▶ [PROBLEM DETAILS]:
Search the records for the string "label", and show each line where it appears.

(Records drawn from a dataset)
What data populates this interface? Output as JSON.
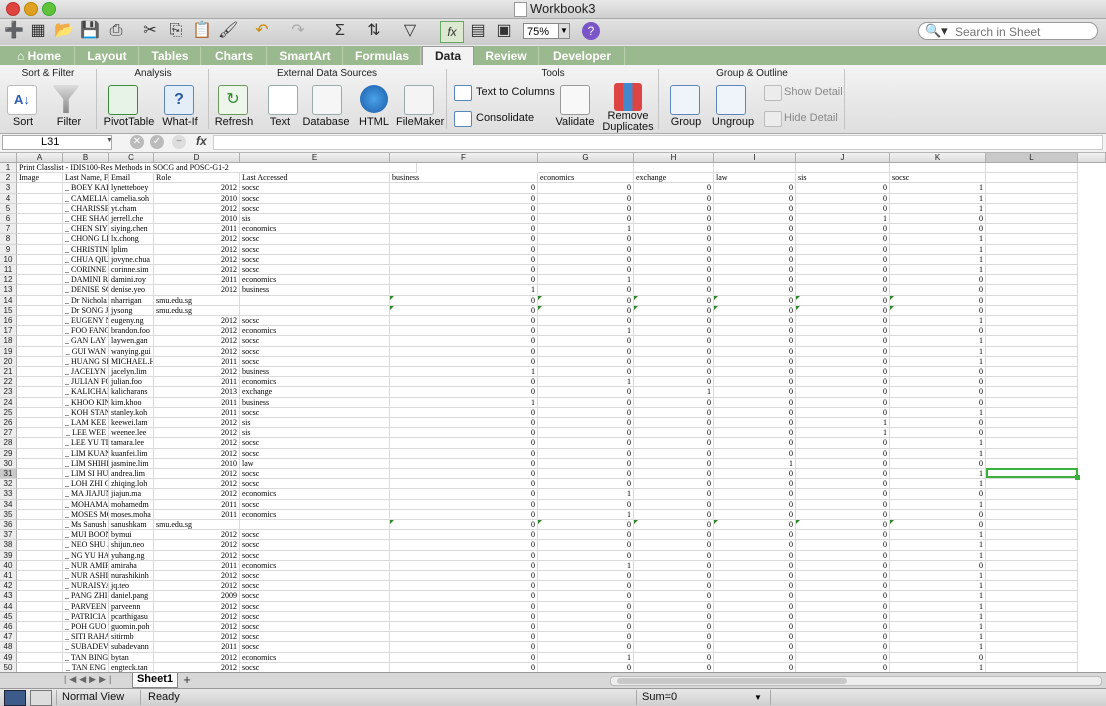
{
  "window": {
    "title": "Workbook3"
  },
  "toolbar": {
    "zoom": "75%",
    "search_placeholder": "Search in Sheet"
  },
  "tabs": [
    {
      "label": "Home"
    },
    {
      "label": "Layout"
    },
    {
      "label": "Tables"
    },
    {
      "label": "Charts"
    },
    {
      "label": "SmartArt"
    },
    {
      "label": "Formulas"
    },
    {
      "label": "Data"
    },
    {
      "label": "Review"
    },
    {
      "label": "Developer"
    }
  ],
  "ribbon": {
    "groups": {
      "sort_filter": "Sort & Filter",
      "analysis": "Analysis",
      "external": "External Data Sources",
      "tools": "Tools",
      "group_outline": "Group & Outline"
    },
    "buttons": {
      "sort": "Sort",
      "filter": "Filter",
      "pivottable": "PivotTable",
      "whatif": "What-If",
      "refresh": "Refresh",
      "text": "Text",
      "database": "Database",
      "html": "HTML",
      "filemaker": "FileMaker",
      "text_to_columns": "Text to Columns",
      "consolidate": "Consolidate",
      "validate": "Validate",
      "remove_duplicates_1": "Remove",
      "remove_duplicates_2": "Duplicates",
      "group": "Group",
      "ungroup": "Ungroup",
      "show_detail": "Show Detail",
      "hide_detail": "Hide Detail"
    }
  },
  "formula_bar": {
    "cell_ref": "L31",
    "fx": "fx",
    "value": ""
  },
  "columns": [
    "A",
    "B",
    "C",
    "D",
    "E",
    "F",
    "G",
    "H",
    "I",
    "J",
    "K",
    "L"
  ],
  "sheet": {
    "title_row": "Print Classlist - IDIS100-Res Methods in SOCG and POSC-G1-2",
    "headers": [
      "Image",
      "Last Name, F",
      "Email",
      "Role",
      "Last Accessed",
      "business",
      "economics",
      "exchange",
      "law",
      "sis",
      "socsc"
    ],
    "rows": [
      [
        "BOEY KAI",
        "lynetteboey",
        "",
        "2012",
        "socsc",
        "0",
        "0",
        "0",
        "0",
        "0",
        "1"
      ],
      [
        "CAMELIA",
        "camelia.soh",
        "",
        "2010",
        "socsc",
        "0",
        "0",
        "0",
        "0",
        "0",
        "1"
      ],
      [
        "CHARISSE",
        "yt.cham",
        "",
        "2012",
        "socsc",
        "0",
        "0",
        "0",
        "0",
        "0",
        "1"
      ],
      [
        "CHE SHAC",
        "jerrell.che",
        "",
        "2010",
        "sis",
        "0",
        "0",
        "0",
        "0",
        "1",
        "0"
      ],
      [
        "CHEN SIYI",
        "siying.chen",
        "",
        "2011",
        "economics",
        "0",
        "1",
        "0",
        "0",
        "0",
        "0"
      ],
      [
        "CHONG LI",
        "lx.chong",
        "",
        "2012",
        "socsc",
        "0",
        "0",
        "0",
        "0",
        "0",
        "1"
      ],
      [
        "CHRISTIN",
        "lplim",
        "",
        "2012",
        "socsc",
        "0",
        "0",
        "0",
        "0",
        "0",
        "1"
      ],
      [
        "CHUA QIU",
        "jovyne.chua",
        "",
        "2012",
        "socsc",
        "0",
        "0",
        "0",
        "0",
        "0",
        "1"
      ],
      [
        "CORINNE",
        "corinne.sim",
        "",
        "2012",
        "socsc",
        "0",
        "0",
        "0",
        "0",
        "0",
        "1"
      ],
      [
        "DAMINI R",
        "damini.roy",
        "",
        "2011",
        "economics",
        "0",
        "1",
        "0",
        "0",
        "0",
        "0"
      ],
      [
        "DENISE SC",
        "denise.yeo",
        "",
        "2012",
        "business",
        "1",
        "0",
        "0",
        "0",
        "0",
        "0"
      ],
      [
        "Dr Nichola",
        "nharrigan",
        "smu.edu.sg",
        "",
        "",
        "0",
        "0",
        "0",
        "0",
        "0",
        "0"
      ],
      [
        "Dr SONG J",
        "jysong",
        "smu.edu.sg",
        "",
        "",
        "0",
        "0",
        "0",
        "0",
        "0",
        "0"
      ],
      [
        "EUGENY N",
        "eugeny.ng",
        "",
        "2012",
        "socsc",
        "0",
        "0",
        "0",
        "0",
        "0",
        "1"
      ],
      [
        "FOO FANC",
        "brandon.foo",
        "",
        "2012",
        "economics",
        "0",
        "1",
        "0",
        "0",
        "0",
        "0"
      ],
      [
        "GAN LAY Y",
        "laywen.gan",
        "",
        "2012",
        "socsc",
        "0",
        "0",
        "0",
        "0",
        "0",
        "1"
      ],
      [
        "GUI WAN",
        "wanying.gui",
        "",
        "2012",
        "socsc",
        "0",
        "0",
        "0",
        "0",
        "0",
        "1"
      ],
      [
        "HUANG SI",
        "MICHAEL.H",
        "",
        "2011",
        "socsc",
        "0",
        "0",
        "0",
        "0",
        "0",
        "1"
      ],
      [
        "JACELYN L",
        "jacelyn.lim",
        "",
        "2012",
        "business",
        "1",
        "0",
        "0",
        "0",
        "0",
        "0"
      ],
      [
        "JULIAN FO",
        "julian.foo",
        "",
        "2011",
        "economics",
        "0",
        "1",
        "0",
        "0",
        "0",
        "0"
      ],
      [
        "KALICHAR",
        "kalicharans",
        "",
        "2013",
        "exchange",
        "0",
        "0",
        "1",
        "0",
        "0",
        "0"
      ],
      [
        "KHOO KIN",
        "kim.khoo",
        "",
        "2011",
        "business",
        "1",
        "0",
        "0",
        "0",
        "0",
        "0"
      ],
      [
        "KOH STAN",
        "stanley.koh",
        "",
        "2011",
        "socsc",
        "0",
        "0",
        "0",
        "0",
        "0",
        "1"
      ],
      [
        "LAM KEE",
        "keewei.lam",
        "",
        "2012",
        "sis",
        "0",
        "0",
        "0",
        "0",
        "1",
        "0"
      ],
      [
        "LEE WEE",
        "weenee.lee",
        "",
        "2012",
        "sis",
        "0",
        "0",
        "0",
        "0",
        "1",
        "0"
      ],
      [
        "LEE YU TI",
        "tamara.lee",
        "",
        "2012",
        "socsc",
        "0",
        "0",
        "0",
        "0",
        "0",
        "1"
      ],
      [
        "LIM KUAN",
        "kuanfei.lim",
        "",
        "2012",
        "socsc",
        "0",
        "0",
        "0",
        "0",
        "0",
        "1"
      ],
      [
        "LIM SHIHI",
        "jasmine.lim",
        "",
        "2010",
        "law",
        "0",
        "0",
        "0",
        "1",
        "0",
        "0"
      ],
      [
        "LIM SI HU",
        "andrea.lim",
        "",
        "2012",
        "socsc",
        "0",
        "0",
        "0",
        "0",
        "0",
        "1"
      ],
      [
        "LOH ZHI C",
        "zhiqing.loh",
        "",
        "2012",
        "socsc",
        "0",
        "0",
        "0",
        "0",
        "0",
        "1"
      ],
      [
        "MA JIAJUN",
        "jiajun.ma",
        "",
        "2012",
        "economics",
        "0",
        "1",
        "0",
        "0",
        "0",
        "0"
      ],
      [
        "MOHAMA",
        "mohamedm",
        "",
        "2011",
        "socsc",
        "0",
        "0",
        "0",
        "0",
        "0",
        "1"
      ],
      [
        "MOSES MC",
        "moses.moha",
        "",
        "2011",
        "economics",
        "0",
        "1",
        "0",
        "0",
        "0",
        "0"
      ],
      [
        "Ms Sanush",
        "sanushkam",
        "smu.edu.sg",
        "",
        "",
        "0",
        "0",
        "0",
        "0",
        "0",
        "0"
      ],
      [
        "MUI BOON",
        "bymui",
        "",
        "2012",
        "socsc",
        "0",
        "0",
        "0",
        "0",
        "0",
        "1"
      ],
      [
        "NEO SHU J",
        "shijun.neo",
        "",
        "2012",
        "socsc",
        "0",
        "0",
        "0",
        "0",
        "0",
        "1"
      ],
      [
        "NG YU HA",
        "yuhang.ng",
        "",
        "2012",
        "socsc",
        "0",
        "0",
        "0",
        "0",
        "0",
        "1"
      ],
      [
        "NUR AMIR",
        "amiraha",
        "",
        "2011",
        "economics",
        "0",
        "1",
        "0",
        "0",
        "0",
        "0"
      ],
      [
        "NUR ASHI",
        "nurashikinh",
        "",
        "2012",
        "socsc",
        "0",
        "0",
        "0",
        "0",
        "0",
        "1"
      ],
      [
        "NURAISYA",
        "jq.teo",
        "",
        "2012",
        "socsc",
        "0",
        "0",
        "0",
        "0",
        "0",
        "1"
      ],
      [
        "PANG ZHI",
        "daniel.pang",
        "",
        "2009",
        "socsc",
        "0",
        "0",
        "0",
        "0",
        "0",
        "1"
      ],
      [
        "PARVEEN",
        "parveenn",
        "",
        "2012",
        "socsc",
        "0",
        "0",
        "0",
        "0",
        "0",
        "1"
      ],
      [
        "PATRICIA",
        "pcarthigasu",
        "",
        "2012",
        "socsc",
        "0",
        "0",
        "0",
        "0",
        "0",
        "1"
      ],
      [
        "POH GUO",
        "guomin.poh",
        "",
        "2012",
        "socsc",
        "0",
        "0",
        "0",
        "0",
        "0",
        "1"
      ],
      [
        "SITI RAHA",
        "sitirmb",
        "",
        "2012",
        "socsc",
        "0",
        "0",
        "0",
        "0",
        "0",
        "1"
      ],
      [
        "SUBADEV",
        "subadevann",
        "",
        "2011",
        "socsc",
        "0",
        "0",
        "0",
        "0",
        "0",
        "1"
      ],
      [
        "TAN BING",
        "bytan",
        "",
        "2012",
        "economics",
        "0",
        "1",
        "0",
        "0",
        "0",
        "0"
      ],
      [
        "TAN ENG",
        "engteck.tan",
        "",
        "2012",
        "socsc",
        "0",
        "0",
        "0",
        "0",
        "0",
        "1"
      ]
    ]
  },
  "sheet_tabs": {
    "active": "Sheet1",
    "add": "+"
  },
  "status": {
    "view": "Normal View",
    "state": "Ready",
    "sum": "Sum=0"
  }
}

▶ [YOUR SOLUTION]:
      "label": "Home"
      "label": "Layout"
      "label": "Tables"
      "label": "Charts"
      "label": "SmartArt"
      "label": "Formulas"
      "label": "Data"
      "label": "Review"
      "label": "Developer"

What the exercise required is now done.